Their last department, albeit a small one, is called Exit Strategy, a clever way of naming the back of the book section and it’s just about as quick and a silly as the name might suggest. In the October 2019 issue, Exit Strategy offers a cartoon of a “BossTicker CEO Bot,” clearly poking fun at a typical Tech company CEO. The abstract at the bottom of the page shows the idea that this CEO bot is an “intelligence augmentation system that transforms any mid-level manager into a commanding C-suite executive.” There’s a cartoon of this CEO bot on the left-hand portion of the page and many of his accessories like his tie, apple watch, an aural implant and more.
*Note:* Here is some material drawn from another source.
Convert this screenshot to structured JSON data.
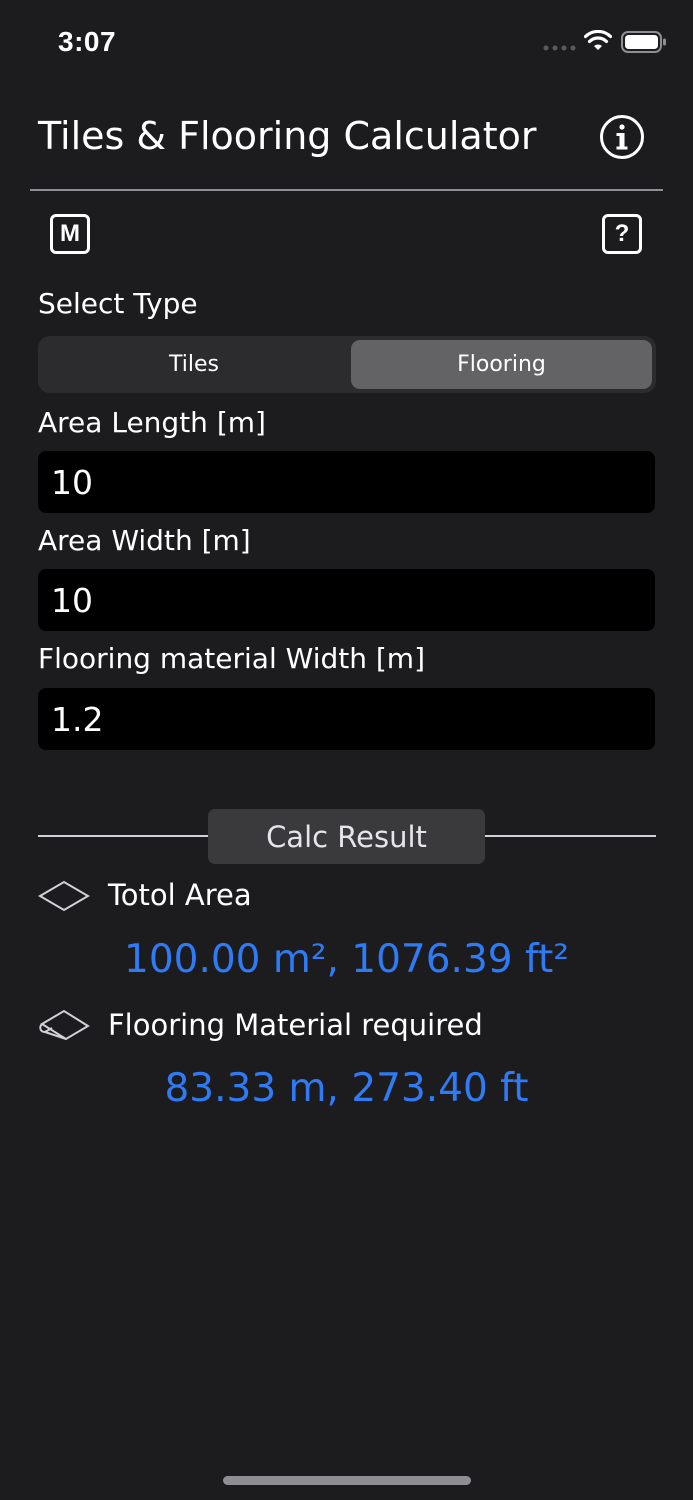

This section is clearly to get a laugh out of its audience, most of which are higher-level business workers and leaders–so they would probably find this funnier than I do. But, it’s an example also of Fast Co. wanting to leave their audience on a light, uplifting note, which emphasizes the overall positive and progressive tone of the book.
Tone: they know what they’re doing–and they want you to, too.
Voice: they want to show you, inform you, better you, but not talk down to you.